Web page and app entries

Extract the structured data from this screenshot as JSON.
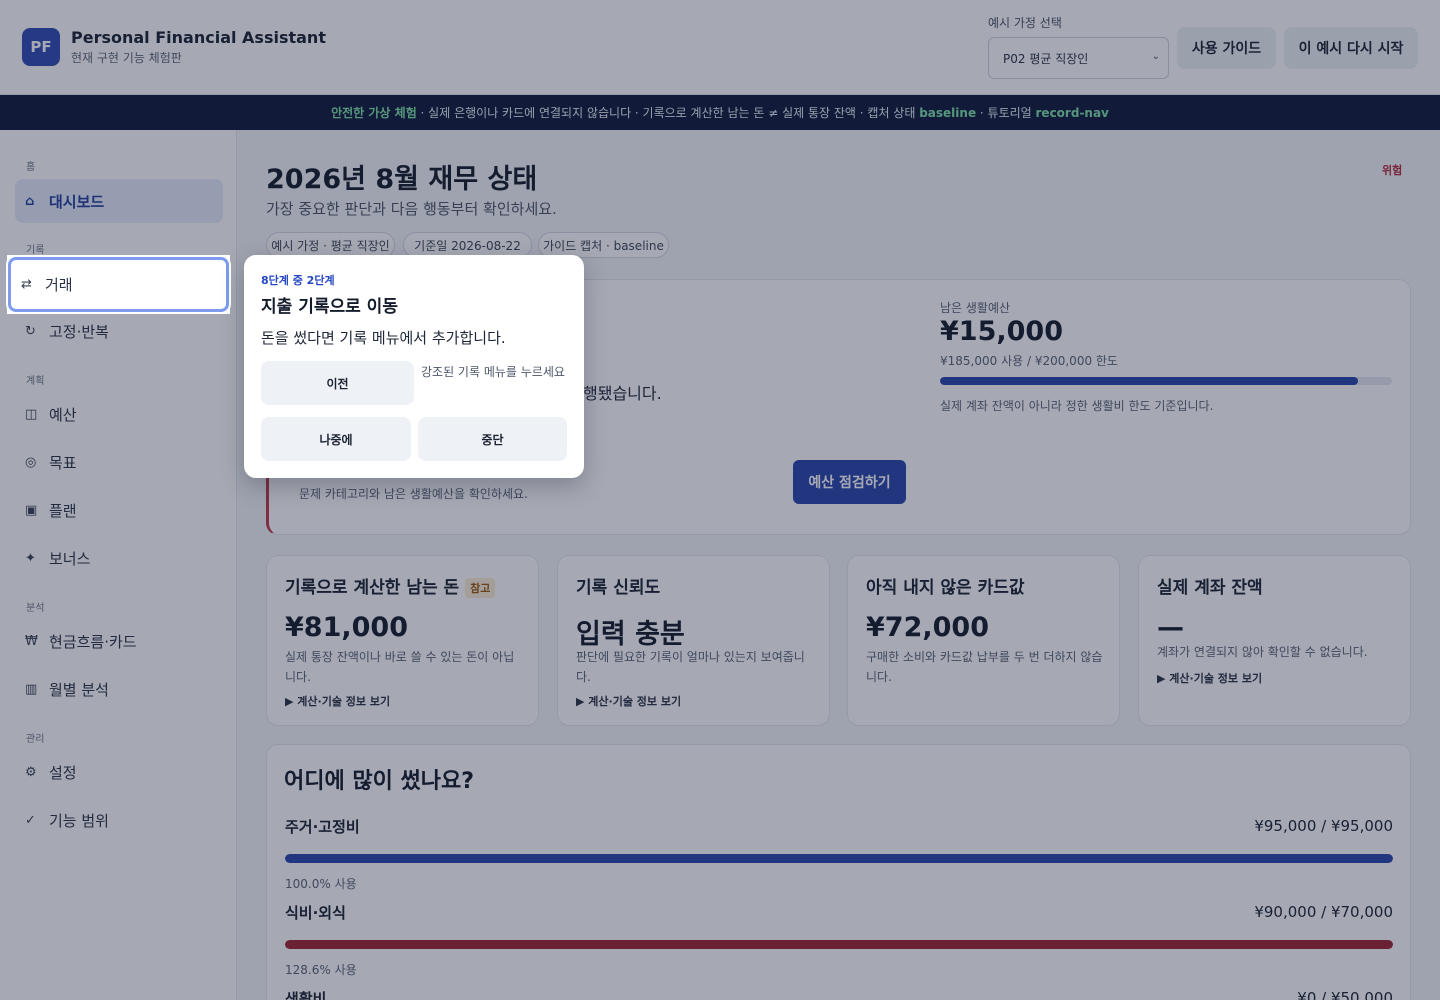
{
  "header": {
    "logo": "PF",
    "title": "Personal Financial Assistant",
    "subtitle": "현재 구현 기능 체험판",
    "household_label": "예시 가정 선택",
    "household_value": "P02 평균 직장인",
    "guide_button": "사용 가이드",
    "restart_button": "이 예시 다시 시작"
  },
  "banner": {
    "safe": "안전한 가상 체험",
    "text1": " · 실제 은행이나 카드에 연결되지 않습니다 · 기록으로 계산한 남는 돈 ≠ 실제 통장 잔액 · 캡처 상태 ",
    "capture": "baseline",
    "text2": " · 튜토리얼 ",
    "tutorial": "record-nav"
  },
  "sidebar": {
    "sections": [
      "홈",
      "기록",
      "계획",
      "분석",
      "관리"
    ],
    "items": [
      {
        "label": "대시보드",
        "icon": "⌂"
      },
      {
        "label": "거래",
        "icon": "⇄"
      },
      {
        "label": "고정·반복",
        "icon": "↻"
      },
      {
        "label": "예산",
        "icon": "◫"
      },
      {
        "label": "목표",
        "icon": "◎"
      },
      {
        "label": "플랜",
        "icon": "▣"
      },
      {
        "label": "보너스",
        "icon": "✦"
      },
      {
        "label": "현금흐름·카드",
        "icon": "₩"
      },
      {
        "label": "월별 분석",
        "icon": "▥"
      },
      {
        "label": "설정",
        "icon": "⚙"
      },
      {
        "label": "기능 범위",
        "icon": "✓"
      }
    ]
  },
  "main": {
    "title": "2026년 8월 재무 상태",
    "subtitle": "가장 중요한 판단과 다음 행동부터 확인하세요.",
    "risk": "위험",
    "chips": [
      "예시 가정 · 평균 직장인",
      "기준일 2026-08-22",
      "가이드 캡처 · baseline"
    ],
    "hero_text": "행됐습니다.",
    "hero_hint": "문제 카테고리와 남은 생활예산을 확인하세요.",
    "check_button": "예산 점검하기",
    "budget": {
      "label": "남은 생활예산",
      "value": "¥15,000",
      "detail": "¥185,000 사용 / ¥200,000 한도",
      "progress": 0.925,
      "note": "실제 계좌 잔액이 아니라 정한 생활비 한도 기준입니다."
    }
  },
  "cards": [
    {
      "title": "기록으로 계산한 남는 돈",
      "badge": "참고",
      "value": "¥81,000",
      "desc": "실제 통장 잔액이나 바로 쓸 수 있는 돈이 아닙니다.",
      "detail": "▶ 계산·기술 정보 보기"
    },
    {
      "title": "기록 신뢰도",
      "badge": "",
      "value": "입력 충분",
      "desc": "판단에 필요한 기록이 얼마나 있는지 보여줍니다.",
      "detail": "▶ 계산·기술 정보 보기"
    },
    {
      "title": "아직 내지 않은 카드값",
      "badge": "",
      "value": "¥72,000",
      "desc": "구매한 소비와 카드값 납부를 두 번 더하지 않습니다.",
      "detail": ""
    },
    {
      "title": "실제 계좌 잔액",
      "badge": "",
      "value": "—",
      "desc": "계좌가 연결되지 않아 확인할 수 없습니다.",
      "detail": "▶ 계산·기술 정보 보기"
    }
  ],
  "categories": {
    "title": "어디에 많이 썼나요?",
    "items": [
      {
        "name": "주거·고정비",
        "amount": "¥95,000 / ¥95,000",
        "ratio": 1.0,
        "pct": "100.0% 사용",
        "color": "#2b46ad"
      },
      {
        "name": "식비·외식",
        "amount": "¥90,000 / ¥70,000",
        "ratio": 1.0,
        "pct": "128.6% 사용",
        "color": "#9e2433"
      },
      {
        "name": "생활비",
        "amount": "¥0 / ¥50,000",
        "ratio": 0.0,
        "pct": "",
        "color": "#2b46ad"
      }
    ]
  },
  "tutorial": {
    "step": "8단계 중 2단계",
    "title": "지출 기록으로 이동",
    "body": "돈을 썼다면 기록 메뉴에서 추가합니다.",
    "prev": "이전",
    "hint": "강조된 기록 메뉴를 누르세요",
    "later": "나중에",
    "stop": "중단"
  }
}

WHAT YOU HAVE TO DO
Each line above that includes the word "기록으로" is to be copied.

EXERCISE ANSWER
    "text1": " · 실제 은행이나 카드에 연결되지 않습니다 · 기록으로 계산한 남는 돈 ≠ 실제 통장 잔액 · 캡처 상태 ",
      "title": "기록으로 계산한 남는 돈",
    "title": "지출 기록으로 이동",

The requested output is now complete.